Some of the poems focus on the contrast between reality and wishes, such as “I Dream,” by Jean-Pierre Paul Durand, who writes, “I dream / Of millions of flying birds / Around a tiny island without shelter, without shade.” Others are lyrical odes. Marié-Andrèle Charlot observes that mangos “taste of honey and delight.” One of the most powerful poems is a three-line lament by Annie Hum: “Magnificent country becomes / Broken land / All smiles are lost.” Even when the topic is deforestation, as in a poem by Jeanne Dadley Zamor, the overall effect is hopeful: “Haitian trees / Always dancing / For the wind that caresses them / is a source of survival for us.”
Margarita's May Pick
A Suitcase of Seaweed and Other Poems
By Janet Wong
Booksurge Publishing, 2008
May is Asian-Pacific American Heritage Month, a chance to celebrate dozens of widely varying cultures. One of the most intriguing children’s collections of autobiographical verses is Janet Wong’s A Suitcase of Seaweed and Other Poems. Through three sections of the book—Korean, Chinese, and American—Wong portrays all three aspects of her multicultural family. “Love at First Sight” tells how her parents met, and “Hospitality” shows how guests are expected to remove their shoes. In the title poem, “A Suitcase of Seaweed,” Wong’s grandmother arrives with smelly seaweed and squid in “this old treasure/ chest of hers”. In “When I Grow Up,” the hopeful child says, “I want to be an artist, Grandpa, write and dance, paint and sing,” gently challenging a tradition that expects her to think only of being able to buy “good food.” The final poem tenderly portrays Wong’s family as a quilt
of odd remnants
in a strange pattern,
but made to keep
even in bitter
Margarita's April Pick
Martí’s Song for Freedom/Martí y sus versos por la libertad
By Emma Otheguy
Childrens Book Press, 2017
During National Poetry Month, I love to read biographies of poets. One of my new favorites is the bilingual children’s picture book, Martí’s Song for Freedom/Martí y sus versos por la libertad, by Emma Otheguy, with illustrations by Beatriz Vidal. This book is unique because it blends Otheguy’s verses about Cuba’s poet and liberator with excerpts of his own poetry.

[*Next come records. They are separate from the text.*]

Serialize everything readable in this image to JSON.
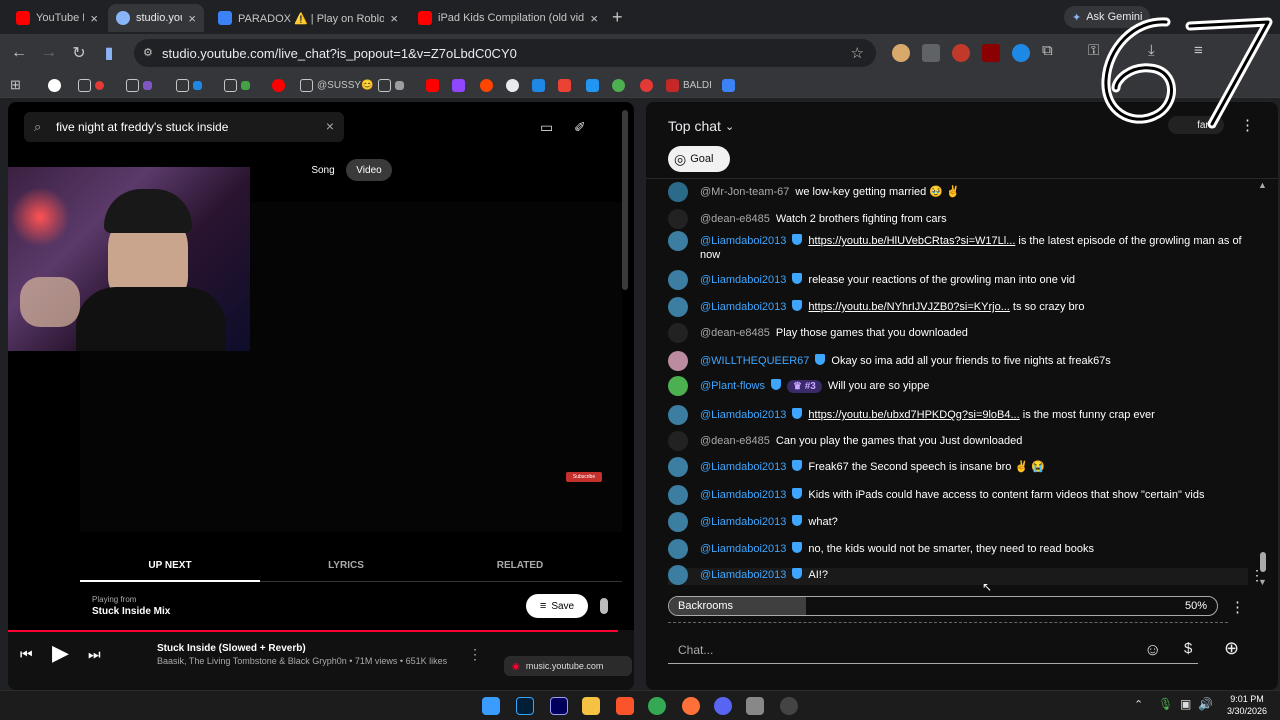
{
  "tabs": [
    {
      "title": "YouTube M",
      "color": "#ff0000"
    },
    {
      "title": "studio.you",
      "color": "#8ab4f8"
    },
    {
      "title": "PARADOX ⚠️ | Play on Roblox",
      "color": "#3b82f6"
    },
    {
      "title": "iPad Kids Compilation (old videos)",
      "color": "#ff0000"
    }
  ],
  "ask_gemini": "Ask Gemini",
  "url": "studio.youtube.com/live_chat?is_popout=1&v=Z7oLbdC0CY0",
  "bookmarks": {
    "sussy": "@SUSSY😊",
    "baldi": "BALDI"
  },
  "overlay_logo": "67",
  "music": {
    "search_value": "five night at freddy's stuck inside",
    "toggle": [
      "Song",
      "Video"
    ],
    "subscribe": "Subscribe",
    "tabs": [
      "UP NEXT",
      "LYRICS",
      "RELATED"
    ],
    "playing_from_label": "Playing from",
    "playing_from": "Stuck Inside Mix",
    "save": "Save",
    "track_title": "Stuck Inside (Slowed + Reverb)",
    "track_meta": "Baasik, The Living Tombstone & Black Gryph0n • 71M views • 651K likes",
    "popup_domain": "music.youtube.com"
  },
  "chat": {
    "header": "Top chat",
    "fans": "fans",
    "goal": "Goal",
    "messages": [
      {
        "author": "@Mr-Jon-team-67",
        "member": false,
        "text": "we low-key getting married 🥹 ✌️",
        "link": ""
      },
      {
        "author": "@dean-e8485",
        "member": false,
        "text": "Watch 2 brothers fighting from cars",
        "link": ""
      },
      {
        "author": "@Liamdaboi2013",
        "member": true,
        "link": "https://youtu.be/HlUVebCRtas?si=W17Ll...",
        "text": " is the latest episode of the growling man as of now"
      },
      {
        "author": "@Liamdaboi2013",
        "member": true,
        "text": "release your reactions of the growling man into one vid",
        "link": ""
      },
      {
        "author": "@Liamdaboi2013",
        "member": true,
        "link": "https://youtu.be/NYhrIJVJZB0?si=KYrjo...",
        "text": " ts so crazy bro"
      },
      {
        "author": "@dean-e8485",
        "member": false,
        "text": "Play those games that you downloaded",
        "link": ""
      },
      {
        "author": "@WILLTHEQUEER67",
        "member": true,
        "text": "Okay so ima add all your friends to five nights at freak67s",
        "link": ""
      },
      {
        "author": "@Plant-flows",
        "member": true,
        "rank": "#3",
        "text": "Will you are so yippe",
        "link": ""
      },
      {
        "author": "@Liamdaboi2013",
        "member": true,
        "link": "https://youtu.be/ubxd7HPKDQg?si=9loB4...",
        "text": " is the most funny crap ever"
      },
      {
        "author": "@dean-e8485",
        "member": false,
        "text": "Can you play the games that you Just downloaded",
        "link": ""
      },
      {
        "author": "@Liamdaboi2013",
        "member": true,
        "text": "Freak67 the Second speech is insane bro ✌️ 😭",
        "link": ""
      },
      {
        "author": "@Liamdaboi2013",
        "member": true,
        "text": "Kids with iPads could have access to content farm videos that show \"certain\" vids",
        "link": ""
      },
      {
        "author": "@Liamdaboi2013",
        "member": true,
        "text": "what?",
        "link": ""
      },
      {
        "author": "@Liamdaboi2013",
        "member": true,
        "text": "no, the kids would not be smarter, they need to read books",
        "link": ""
      },
      {
        "author": "@Liamdaboi2013",
        "member": true,
        "text": "AI!?",
        "link": ""
      }
    ],
    "poll": {
      "label": "Backrooms",
      "percent": "50%",
      "fraction": 0.5
    },
    "input_placeholder": "Chat..."
  },
  "taskbar": {
    "time": "9:01 PM",
    "date": "3/30/2026"
  }
}
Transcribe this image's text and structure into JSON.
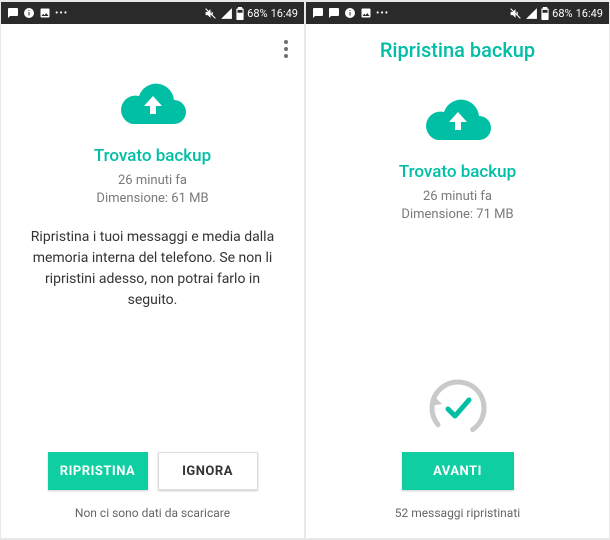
{
  "statusBar": {
    "battery_pct": "68%",
    "time": "16:49"
  },
  "colors": {
    "accent": "#00bfa5",
    "button": "#0fcfa2"
  },
  "screen1": {
    "heading": "Trovato backup",
    "time_ago": "26 minuti fa",
    "size_line": "Dimensione: 61 MB",
    "description": "Ripristina i tuoi messaggi e media dalla memoria interna del telefono. Se non li ripristini adesso, non potrai farlo in seguito.",
    "primary_btn": "RIPRISTINA",
    "secondary_btn": "IGNORA",
    "bottom_caption": "Non ci sono dati da scaricare"
  },
  "screen2": {
    "title": "Ripristina backup",
    "heading": "Trovato backup",
    "time_ago": "26 minuti fa",
    "size_line": "Dimensione: 71 MB",
    "primary_btn": "AVANTI",
    "bottom_caption": "52 messaggi ripristinati"
  }
}
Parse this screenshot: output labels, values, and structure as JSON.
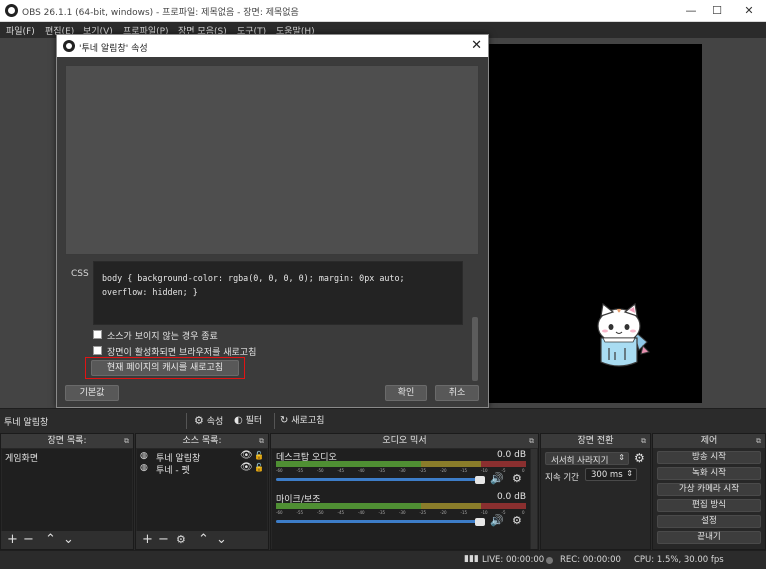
{
  "window": {
    "title": "OBS 26.1.1 (64-bit, windows) - 프로파일: 제목없음 - 장면: 제목없음",
    "minimize": "—",
    "maximize": "☐",
    "close": "✕"
  },
  "menu": [
    "파일(F)",
    "편집(E)",
    "보기(V)",
    "프로파일(P)",
    "장면 모음(S)",
    "도구(T)",
    "도움말(H)"
  ],
  "dialog": {
    "title": "'투네 알림창' 속성",
    "close": "✕",
    "css_label": "CSS",
    "css_code": "body { background-color: rgba(0, 0, 0, 0); margin: 0px auto;\noverflow: hidden; }",
    "checkbox_shutdown": "소스가 보이지 않는 경우 종료",
    "checkbox_refresh": "장면이 활성화되면 브라우저를 새로고침",
    "refresh_cache_button": "현재 페이지의 캐시를 새로고침",
    "defaults_button": "기본값",
    "ok_button": "확인",
    "cancel_button": "취소"
  },
  "toolbar": {
    "source_name": "투네 알림창",
    "properties": "속성",
    "filters": "필터",
    "refresh": "새로고침"
  },
  "scenes": {
    "header": "장면 목록:",
    "items": [
      "게임화면"
    ]
  },
  "sources": {
    "header": "소스 목록:",
    "items": [
      "투네 알림창",
      "투네 - 펫"
    ]
  },
  "mixer": {
    "header": "오디오 믹서",
    "channels": [
      {
        "name": "데스크탑 오디오",
        "db": "0.0 dB"
      },
      {
        "name": "마이크/보조",
        "db": "0.0 dB"
      }
    ],
    "scale": [
      "-60",
      "-55",
      "-50",
      "-45",
      "-40",
      "-35",
      "-30",
      "-25",
      "-20",
      "-15",
      "-10",
      "-5",
      "0"
    ]
  },
  "transitions": {
    "header": "장면 전환",
    "type": "서서히 사라지기",
    "duration_label": "지속 기간",
    "duration_value": "300 ms"
  },
  "controls": {
    "header": "제어",
    "buttons": [
      "방송 시작",
      "녹화 시작",
      "가상 카메라 시작",
      "편집 방식",
      "설정",
      "끝내기"
    ]
  },
  "status": {
    "live": "LIVE: 00:00:00",
    "rec": "REC: 00:00:00",
    "cpu": "CPU: 1.5%, 30.00 fps"
  },
  "colors": {
    "accent_red": "#e01414",
    "meter_green": "#4f8f33",
    "slider_blue": "#3d7dc8"
  }
}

One of my favorite passages shows how Martí traveled after being exiled from Cuba; “Wherever he went, José was inspired / to find people who also believed / in equality and liberty.” (En todas partes, José encontraba/gente que lo inspiraba, porque como él, / creía en la igualdad y la libertad.” This stanza by Otheguy is followed by Martí’s own rhymes: “Yo vengo de todas partes, / y hacia todas partes voy: / Arte soy entre las artes,/En los montes, monte soy.” (I come from every place, / And I’m on the road to everywhere: / I am art amid the arts, / And in the mountain chain, a link.” This is a book that will make Cuban-Americans weep, smile, and sigh, while making other Americans long to know more about Cuba.
poemBy Margarita EngleMad has decided to catch a vulture,the biggest bird she can find.She is so determined, and so inventive,that by stringing together a rickety trapof ropes and sticks, she createsa puzzling structure that just mightbe clever enough to trick a buzzard,once...
poemBy Margarita EngleOn an island of musicin a city of drumbeatsthe drum dream girldreamedof pounding tall conga drumstapping small bongó drumsand boom boom boomingwith long, loud stickson bit, round, silverymoon-bright timbales.But everyoneon the island of musicin the city of drumbeatsbelieved that only...
poemBy Margarita EngleNewsmen call it the Cuban Missile Crisis.Teachers say it's the end of the world.At school, they instruct us to look upand watch the Cuban-cursed sky.Search for a streak of light.Listen for a piercing shriek,the whistle that will warn usas poisonous...